# Exercise brief
Filter these entries so that only lines with the word "song" remain.

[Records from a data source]
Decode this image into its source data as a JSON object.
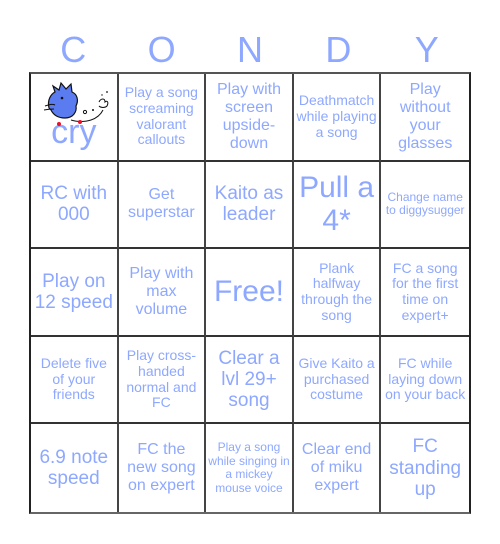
{
  "header": {
    "letters": [
      "C",
      "O",
      "N",
      "D",
      "Y"
    ]
  },
  "colors": {
    "text": "#8ea8ff",
    "grid": "#333333",
    "drawing_blue": "#5b7cf0",
    "drawing_red": "#e8102a"
  },
  "board": {
    "rows": [
      [
        {
          "text": "cry",
          "image": "blue-hedgehog-drawing-icon"
        },
        {
          "text": "Play a song screaming valorant callouts"
        },
        {
          "text": "Play with screen upside-down"
        },
        {
          "text": "Deathmatch while playing a song"
        },
        {
          "text": "Play without your glasses"
        }
      ],
      [
        {
          "text": "RC with 000"
        },
        {
          "text": "Get superstar"
        },
        {
          "text": "Kaito as leader"
        },
        {
          "text": "Pull a 4*"
        },
        {
          "text": "Change name to diggysugger"
        }
      ],
      [
        {
          "text": "Play on 12 speed"
        },
        {
          "text": "Play with max volume"
        },
        {
          "text": "Free!"
        },
        {
          "text": "Plank halfway through the song"
        },
        {
          "text": "FC a song for the first time on expert+"
        }
      ],
      [
        {
          "text": "Delete five of your friends"
        },
        {
          "text": "Play cross-handed normal and FC"
        },
        {
          "text": "Clear a lvl 29+ song"
        },
        {
          "text": "Give Kaito a purchased costume"
        },
        {
          "text": "FC while laying down on your back"
        }
      ],
      [
        {
          "text": "6.9 note speed"
        },
        {
          "text": "FC the new song on expert"
        },
        {
          "text": "Play a song while singing in a mickey mouse voice"
        },
        {
          "text": "Clear end of miku expert"
        },
        {
          "text": "FC standing up"
        }
      ]
    ]
  }
}
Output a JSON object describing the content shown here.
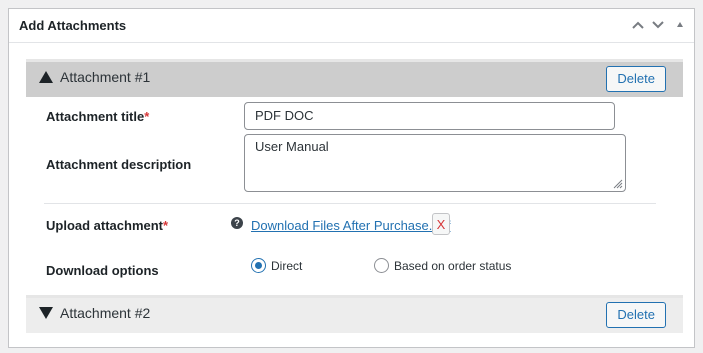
{
  "panel": {
    "title": "Add Attachments"
  },
  "attachments": [
    {
      "heading": "Attachment #1",
      "delete_label": "Delete",
      "title_label": "Attachment title",
      "title_value": "PDF DOC",
      "description_label": "Attachment description",
      "description_value": "User Manual",
      "upload_label": "Upload attachment",
      "help_glyph": "?",
      "file_name": "Download Files After Purchase.pdf",
      "remove_label": "X",
      "download_label": "Download options",
      "options": [
        "Direct",
        "Based on order status"
      ],
      "selected_option": "Direct"
    },
    {
      "heading": "Attachment #2",
      "delete_label": "Delete"
    }
  ],
  "required_mark": "*",
  "colors": {
    "accent": "#2271b1",
    "required": "#d63638",
    "header_expanded": "#cdcdcd",
    "header_collapsed": "#ededed"
  },
  "icons": {
    "move_up": "chevron-up-icon",
    "move_down": "chevron-down-icon",
    "toggle_panel": "triangle-up-icon",
    "expanded": "triangle-up-icon",
    "collapsed": "triangle-down-icon",
    "help": "question-circle-icon",
    "resize": "resize-grip-icon"
  }
}
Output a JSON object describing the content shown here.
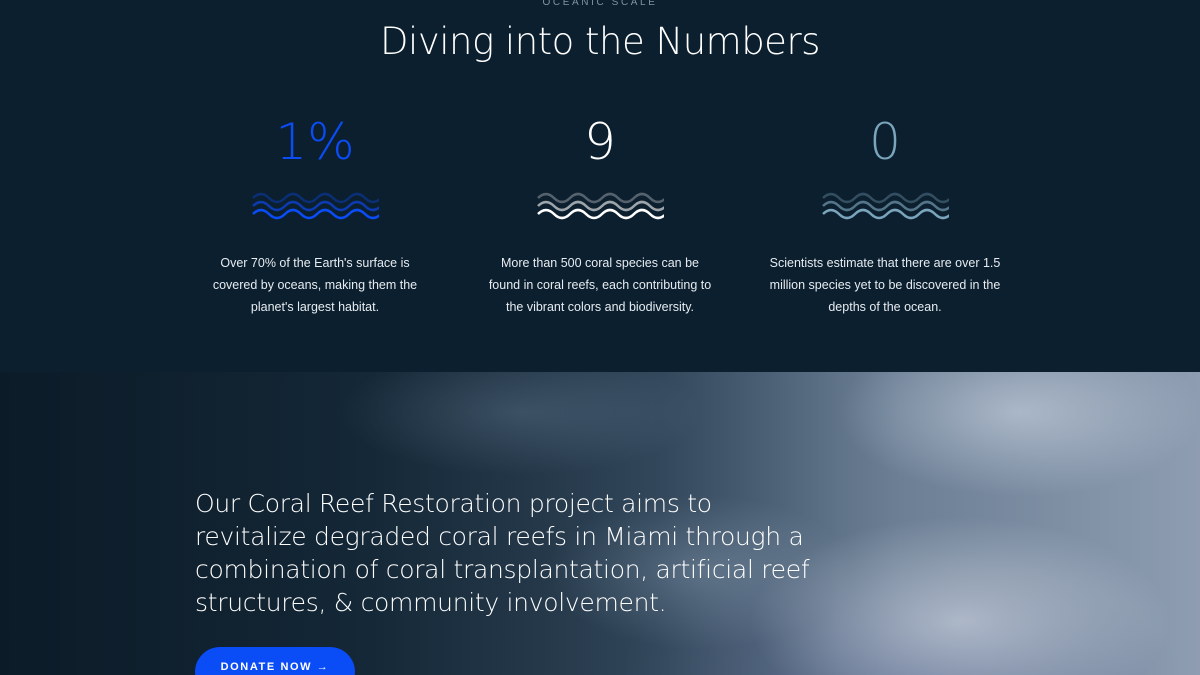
{
  "stats_section": {
    "eyebrow": "OCEANIC SCALE",
    "title": "Diving into the Numbers",
    "stats": [
      {
        "value": "1%",
        "color": "#0a4cf5",
        "wave_icon": "wave-icon",
        "text_lines": [
          "Over 70% of the Earth's surface is",
          "covered by oceans, making them the",
          "planet's largest habitat."
        ]
      },
      {
        "value": "9",
        "color": "#ffffff",
        "wave_icon": "wave-icon",
        "text_lines": [
          "More than 500 coral species can be",
          "found in coral reefs, each contributing to",
          "the vibrant colors and biodiversity."
        ]
      },
      {
        "value": "0",
        "color": "#7aa5bc",
        "wave_icon": "wave-icon",
        "text_lines": [
          "Scientists estimate that there are over 1.5",
          "million species yet to be discovered in the",
          "depths of the ocean."
        ]
      }
    ]
  },
  "hero": {
    "text": "Our Coral Reef Restoration project aims to revitalize degraded coral reefs in Miami through a combination of coral transplantation, artificial reef structures, & community involvement.",
    "button_label": "DONATE NOW →",
    "button_color": "#0a4cf5"
  }
}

# Output of the task
          "text": "Play a song screaming valorant callouts"
          "text": "Deathmatch while playing a song"
          "text": "Plank halfway through the song"
          "text": "FC a song for the first time on expert+"
          "text": "Clear a lvl 29+ song"
          "text": "FC the new song on expert"
          "text": "Play a song while singing in a mickey mouse voice"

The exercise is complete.